Try it: Please count, in the material below, each line containing "icon", and report only the number.

Data section:

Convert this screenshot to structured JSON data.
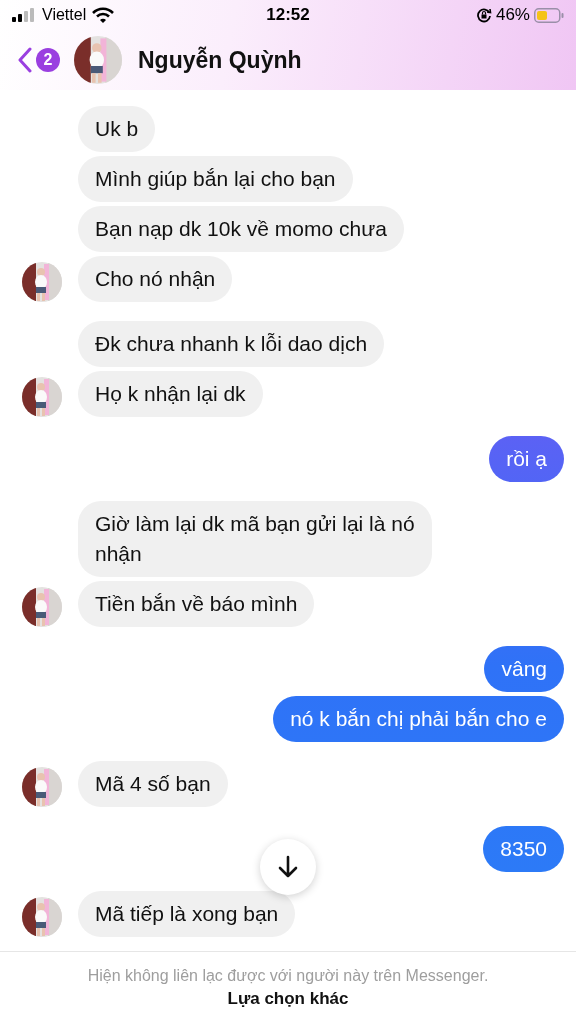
{
  "status_bar": {
    "carrier": "Viettel",
    "time": "12:52",
    "battery": "46%"
  },
  "header": {
    "unread_count": "2",
    "contact_name": "Nguyễn Quỳnh"
  },
  "groups": [
    {
      "kind": "them",
      "messages": [
        "Uk b",
        "Mình giúp bắn lại cho bạn",
        "Bạn nạp dk 10k về momo chưa",
        "Cho nó nhận"
      ]
    },
    {
      "kind": "them",
      "messages": [
        "Đk chưa nhanh k lỗi dao dịch",
        "Họ k nhận lại dk"
      ]
    },
    {
      "kind": "me",
      "messages": [
        "rồi ạ"
      ]
    },
    {
      "kind": "them",
      "messages": [
        "Giờ làm lại dk mã bạn gửi lại là nó nhận",
        "Tiền bắn về báo mình"
      ]
    },
    {
      "kind": "me",
      "messages": [
        "vâng",
        "nó k bắn chị phải bắn cho e"
      ]
    },
    {
      "kind": "them",
      "messages": [
        "Mã 4 số bạn"
      ]
    },
    {
      "kind": "me",
      "messages": [
        "8350"
      ]
    },
    {
      "kind": "them",
      "messages": [
        "Mã tiếp là xong bạn"
      ]
    }
  ],
  "footer": {
    "notice": "Hiện không liên lạc được với người này trên Messenger.",
    "action": "Lựa chọn khác"
  }
}
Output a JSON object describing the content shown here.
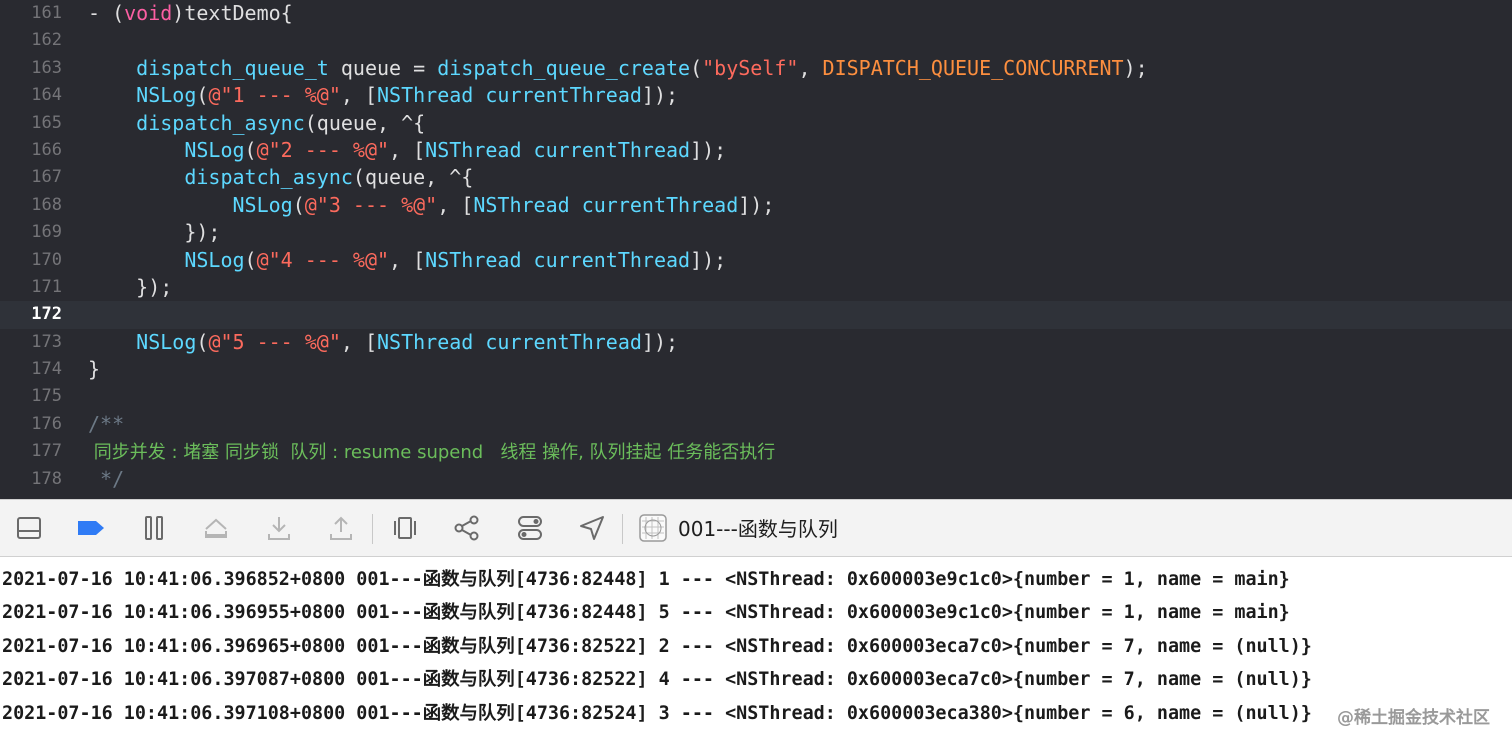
{
  "editor": {
    "current_line": 172,
    "lines": [
      {
        "n": "161",
        "tokens": [
          {
            "t": "- (",
            "c": "plain"
          },
          {
            "t": "void",
            "c": "kw"
          },
          {
            "t": ")textDemo{",
            "c": "plain"
          }
        ]
      },
      {
        "n": "162",
        "tokens": []
      },
      {
        "n": "163",
        "tokens": [
          {
            "t": "    ",
            "c": "plain"
          },
          {
            "t": "dispatch_queue_t",
            "c": "type"
          },
          {
            "t": " queue = ",
            "c": "plain"
          },
          {
            "t": "dispatch_queue_create",
            "c": "type"
          },
          {
            "t": "(",
            "c": "plain"
          },
          {
            "t": "\"bySelf\"",
            "c": "str"
          },
          {
            "t": ", ",
            "c": "plain"
          },
          {
            "t": "DISPATCH_QUEUE_CONCURRENT",
            "c": "const"
          },
          {
            "t": ");",
            "c": "plain"
          }
        ]
      },
      {
        "n": "164",
        "tokens": [
          {
            "t": "    ",
            "c": "plain"
          },
          {
            "t": "NSLog",
            "c": "type"
          },
          {
            "t": "(",
            "c": "plain"
          },
          {
            "t": "@\"1 --- %@\"",
            "c": "str"
          },
          {
            "t": ", [",
            "c": "plain"
          },
          {
            "t": "NSThread",
            "c": "cls"
          },
          {
            "t": " ",
            "c": "plain"
          },
          {
            "t": "currentThread",
            "c": "cls"
          },
          {
            "t": "]);",
            "c": "plain"
          }
        ]
      },
      {
        "n": "165",
        "tokens": [
          {
            "t": "    ",
            "c": "plain"
          },
          {
            "t": "dispatch_async",
            "c": "type"
          },
          {
            "t": "(queue, ^{",
            "c": "plain"
          }
        ]
      },
      {
        "n": "166",
        "tokens": [
          {
            "t": "        ",
            "c": "plain"
          },
          {
            "t": "NSLog",
            "c": "type"
          },
          {
            "t": "(",
            "c": "plain"
          },
          {
            "t": "@\"2 --- %@\"",
            "c": "str"
          },
          {
            "t": ", [",
            "c": "plain"
          },
          {
            "t": "NSThread",
            "c": "cls"
          },
          {
            "t": " ",
            "c": "plain"
          },
          {
            "t": "currentThread",
            "c": "cls"
          },
          {
            "t": "]);",
            "c": "plain"
          }
        ]
      },
      {
        "n": "167",
        "tokens": [
          {
            "t": "        ",
            "c": "plain"
          },
          {
            "t": "dispatch_async",
            "c": "type"
          },
          {
            "t": "(queue, ^{",
            "c": "plain"
          }
        ]
      },
      {
        "n": "168",
        "tokens": [
          {
            "t": "            ",
            "c": "plain"
          },
          {
            "t": "NSLog",
            "c": "type"
          },
          {
            "t": "(",
            "c": "plain"
          },
          {
            "t": "@\"3 --- %@\"",
            "c": "str"
          },
          {
            "t": ", [",
            "c": "plain"
          },
          {
            "t": "NSThread",
            "c": "cls"
          },
          {
            "t": " ",
            "c": "plain"
          },
          {
            "t": "currentThread",
            "c": "cls"
          },
          {
            "t": "]);",
            "c": "plain"
          }
        ]
      },
      {
        "n": "169",
        "tokens": [
          {
            "t": "        });",
            "c": "plain"
          }
        ]
      },
      {
        "n": "170",
        "tokens": [
          {
            "t": "        ",
            "c": "plain"
          },
          {
            "t": "NSLog",
            "c": "type"
          },
          {
            "t": "(",
            "c": "plain"
          },
          {
            "t": "@\"4 --- %@\"",
            "c": "str"
          },
          {
            "t": ", [",
            "c": "plain"
          },
          {
            "t": "NSThread",
            "c": "cls"
          },
          {
            "t": " ",
            "c": "plain"
          },
          {
            "t": "currentThread",
            "c": "cls"
          },
          {
            "t": "]);",
            "c": "plain"
          }
        ]
      },
      {
        "n": "171",
        "tokens": [
          {
            "t": "    });",
            "c": "plain"
          }
        ]
      },
      {
        "n": "172",
        "tokens": []
      },
      {
        "n": "173",
        "tokens": [
          {
            "t": "    ",
            "c": "plain"
          },
          {
            "t": "NSLog",
            "c": "type"
          },
          {
            "t": "(",
            "c": "plain"
          },
          {
            "t": "@\"5 --- %@\"",
            "c": "str"
          },
          {
            "t": ", [",
            "c": "plain"
          },
          {
            "t": "NSThread",
            "c": "cls"
          },
          {
            "t": " ",
            "c": "plain"
          },
          {
            "t": "currentThread",
            "c": "cls"
          },
          {
            "t": "]);",
            "c": "plain"
          }
        ]
      },
      {
        "n": "174",
        "tokens": [
          {
            "t": "}",
            "c": "plain"
          }
        ]
      },
      {
        "n": "175",
        "tokens": []
      },
      {
        "n": "176",
        "tokens": [
          {
            "t": "/**",
            "c": "comment"
          }
        ]
      },
      {
        "n": "177",
        "tokens": [
          {
            "t": " 同步并发 : 堵塞 同步锁  队列 : resume supend   线程 操作, 队列挂起 任务能否执行",
            "c": "doc",
            "cn": true
          }
        ]
      },
      {
        "n": "178",
        "tokens": [
          {
            "t": " */",
            "c": "comment"
          }
        ]
      }
    ]
  },
  "toolbar": {
    "buttons": [
      {
        "name": "hide-debug-area-button",
        "icon": "panel-bottom-icon"
      },
      {
        "name": "breakpoints-toggle-button",
        "icon": "breakpoint-icon",
        "active": true
      },
      {
        "name": "pause-button",
        "icon": "pause-icon"
      },
      {
        "name": "step-over-button",
        "icon": "step-over-icon"
      },
      {
        "name": "step-into-button",
        "icon": "step-into-icon"
      },
      {
        "name": "step-out-button",
        "icon": "step-out-icon"
      },
      {
        "name": "view-hierarchy-button",
        "icon": "view-hierarchy-icon"
      },
      {
        "name": "memory-graph-button",
        "icon": "memory-graph-icon"
      },
      {
        "name": "environment-overrides-button",
        "icon": "toggles-icon"
      },
      {
        "name": "simulate-location-button",
        "icon": "location-arrow-icon"
      }
    ],
    "target_icon": "target-app-icon",
    "target_title": "001---函数与队列",
    "accent_color": "#2f7bf5"
  },
  "console": {
    "lines": [
      "2021-07-16 10:41:06.396852+0800 001---函数与队列[4736:82448] 1 --- <NSThread: 0x600003e9c1c0>{number = 1, name = main}",
      "2021-07-16 10:41:06.396955+0800 001---函数与队列[4736:82448] 5 --- <NSThread: 0x600003e9c1c0>{number = 1, name = main}",
      "2021-07-16 10:41:06.396965+0800 001---函数与队列[4736:82522] 2 --- <NSThread: 0x600003eca7c0>{number = 7, name = (null)}",
      "2021-07-16 10:41:06.397087+0800 001---函数与队列[4736:82522] 4 --- <NSThread: 0x600003eca7c0>{number = 7, name = (null)}",
      "2021-07-16 10:41:06.397108+0800 001---函数与队列[4736:82524] 3 --- <NSThread: 0x600003eca380>{number = 6, name = (null)}"
    ],
    "watermark": "@稀土掘金技术社区"
  }
}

Answer: 11